> _TASK TO COMPLETE_
Each line of the data that includes "date" must be copied.

> _DATASET RECORDS_
════════

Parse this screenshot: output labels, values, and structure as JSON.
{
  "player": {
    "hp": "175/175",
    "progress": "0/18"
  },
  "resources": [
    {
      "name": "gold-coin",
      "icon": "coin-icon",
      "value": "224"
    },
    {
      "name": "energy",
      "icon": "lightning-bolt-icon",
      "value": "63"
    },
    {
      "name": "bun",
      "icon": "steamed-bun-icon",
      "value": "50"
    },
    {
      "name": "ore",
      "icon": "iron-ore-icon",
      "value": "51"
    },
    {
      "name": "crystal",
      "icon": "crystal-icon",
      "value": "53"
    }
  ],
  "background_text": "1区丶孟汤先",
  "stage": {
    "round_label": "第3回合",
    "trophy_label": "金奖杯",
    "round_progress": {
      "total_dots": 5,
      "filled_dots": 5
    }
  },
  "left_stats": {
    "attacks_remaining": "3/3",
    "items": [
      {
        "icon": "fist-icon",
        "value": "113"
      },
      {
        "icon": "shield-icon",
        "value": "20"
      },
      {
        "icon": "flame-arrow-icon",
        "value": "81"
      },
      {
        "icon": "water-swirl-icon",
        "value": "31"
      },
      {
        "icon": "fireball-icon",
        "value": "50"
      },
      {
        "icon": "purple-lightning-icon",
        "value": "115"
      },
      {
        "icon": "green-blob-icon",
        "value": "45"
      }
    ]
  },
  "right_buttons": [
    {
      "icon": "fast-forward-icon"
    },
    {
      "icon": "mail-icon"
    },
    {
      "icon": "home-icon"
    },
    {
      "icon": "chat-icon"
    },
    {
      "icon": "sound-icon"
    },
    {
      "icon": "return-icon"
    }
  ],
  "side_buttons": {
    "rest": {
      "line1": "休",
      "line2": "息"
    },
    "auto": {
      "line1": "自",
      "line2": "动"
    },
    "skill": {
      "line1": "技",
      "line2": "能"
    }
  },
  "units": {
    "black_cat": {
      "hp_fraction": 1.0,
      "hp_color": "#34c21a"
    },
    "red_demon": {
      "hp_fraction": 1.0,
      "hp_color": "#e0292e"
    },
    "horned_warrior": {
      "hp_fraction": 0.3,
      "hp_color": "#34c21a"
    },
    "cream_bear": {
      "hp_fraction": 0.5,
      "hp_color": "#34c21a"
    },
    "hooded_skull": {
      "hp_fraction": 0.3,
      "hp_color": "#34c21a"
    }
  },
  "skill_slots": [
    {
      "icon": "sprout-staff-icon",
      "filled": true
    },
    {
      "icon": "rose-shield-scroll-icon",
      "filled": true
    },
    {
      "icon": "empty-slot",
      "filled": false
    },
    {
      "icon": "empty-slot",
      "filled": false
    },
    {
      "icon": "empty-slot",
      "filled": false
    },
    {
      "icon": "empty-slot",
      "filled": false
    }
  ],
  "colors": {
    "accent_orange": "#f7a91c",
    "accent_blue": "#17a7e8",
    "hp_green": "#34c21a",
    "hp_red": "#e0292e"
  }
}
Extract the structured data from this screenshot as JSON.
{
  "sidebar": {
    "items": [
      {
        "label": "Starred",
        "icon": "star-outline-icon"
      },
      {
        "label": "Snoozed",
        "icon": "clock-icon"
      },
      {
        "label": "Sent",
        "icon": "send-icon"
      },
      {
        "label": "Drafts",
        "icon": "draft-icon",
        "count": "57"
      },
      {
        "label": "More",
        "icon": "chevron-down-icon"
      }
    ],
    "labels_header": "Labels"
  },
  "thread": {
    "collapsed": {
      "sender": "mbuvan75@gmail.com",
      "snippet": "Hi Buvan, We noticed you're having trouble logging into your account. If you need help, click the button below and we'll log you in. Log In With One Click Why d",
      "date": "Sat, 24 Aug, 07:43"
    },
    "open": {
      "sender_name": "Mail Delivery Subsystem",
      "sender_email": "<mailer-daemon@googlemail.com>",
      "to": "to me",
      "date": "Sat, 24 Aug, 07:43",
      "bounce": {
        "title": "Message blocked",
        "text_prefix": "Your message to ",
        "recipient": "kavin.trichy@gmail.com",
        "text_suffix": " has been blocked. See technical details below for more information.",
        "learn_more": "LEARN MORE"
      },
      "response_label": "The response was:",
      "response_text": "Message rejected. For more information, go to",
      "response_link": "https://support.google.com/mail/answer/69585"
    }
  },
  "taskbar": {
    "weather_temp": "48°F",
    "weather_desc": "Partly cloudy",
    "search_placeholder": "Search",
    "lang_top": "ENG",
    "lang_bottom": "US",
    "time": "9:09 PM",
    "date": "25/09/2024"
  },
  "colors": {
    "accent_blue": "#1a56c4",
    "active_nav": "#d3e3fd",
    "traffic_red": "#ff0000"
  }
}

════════

> _SOLUTION TO THIS EXERCISE_
      "date": "Sat, 24 Aug, 07:43"
      "date": "Sat, 24 Aug, 07:43",
    "date": "25/09/2024"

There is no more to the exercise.